I’ve held discussions with four different clients wishing to ‘pick my brains’ on issues relating to gathering feedback. Here are five of the key reasons I shared on why actively seeking customer feedback works with a focus on the hidden benefits arising from the fifth of these points.
1. Taking the time to ask customers shows that you don’t take their business for granted. If you act on their suggestions it demonstrates that you really do value their opinion.
2. Positive responses give you the opportunity to ask permission to use their comments as testimonials. If they say you do a great job, this is far more believable than if you say it.
3. Negative comments are the schoolbooks from which we learn. They give us a chance to improve. They also alert us to unexpected customer perceptions and provide an opportunity to test whether other customers share their views. We can then work on influencing these perceptions.
4. The act of asking a question rather than purely giving information engages a different part of the brain and gets customers more actively thinking about the potential benefits of being your customer.
5. Customer surveys can be used to cement in the customer’s subconscious that dealing with you makes sense – This is the psychological principle of consistency.
Let’s explore the last point because it’s one you may not yet have thought through and used to your advantage.
In his groundbreaking book ‘Influence Science and Practice’ Dr Robert Cialdini outlines his 6 principles of persuasion. One of these is ‘Consistency’.
He quotes some great examples including where a university’s research team surveyed residents of a suburb on community issues. One of the questions was to ask them what they would say if approached by the American Cancer Society to spend three hours collecting money on their behalf.
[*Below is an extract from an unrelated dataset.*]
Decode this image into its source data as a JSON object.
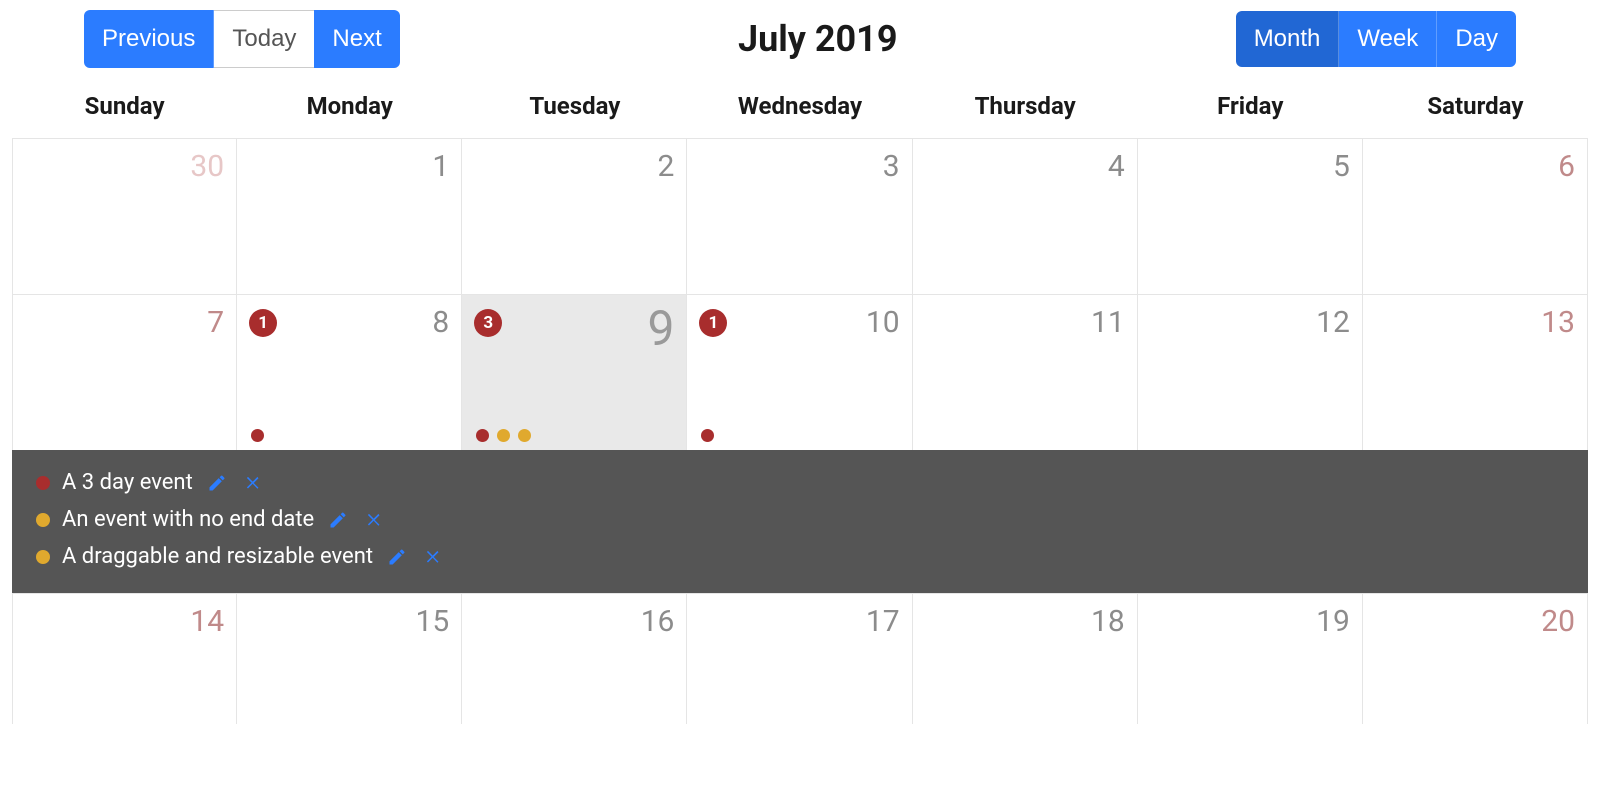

Not wanting to sound uncharitable most people said, “Yes” (easy to say when there is no ‘cost’). When the American Cancer Society called people who had said “Yes” a couple of weeks later and asked for their help in collecting in their neighbourhood the response rate was in excess of 700% higher than in neighbouring suburbs where the initial survey hadn’t been carried out.
The same survey strategy has been used in the US (where voting isn’t compulsory) to encourage people to vote. By asking citizens to predict whether they would vote on election day, researchers have been able to increase significantly the turnout at the polls among those called.
So, the research of Cialdini and others is telling us that people typically prefer their behaviours to be consistent with their pre-existing attitudes, statements, values and actions.
In a follow up book that he co-authored with two other experts, ‘Yes! 50 secrets for the science of persuasion’ Cialdini points out that long term customers often forget why they chose you over the competition in the first place. This can mean that if a competitor comes up with a good deal they might be tempted to switch. So, you need to get them to remind themselves why they chose you. Feedback surveys (usually with an incentive for completion e.g. “Go in the draw to win...”) in which they are asked why they like doing business with you are a great way of achieving this.
The authors say that this process will strengthen your customers’ commitment to your organisation by reminding them that the continued relationship is rational rather than just habitual.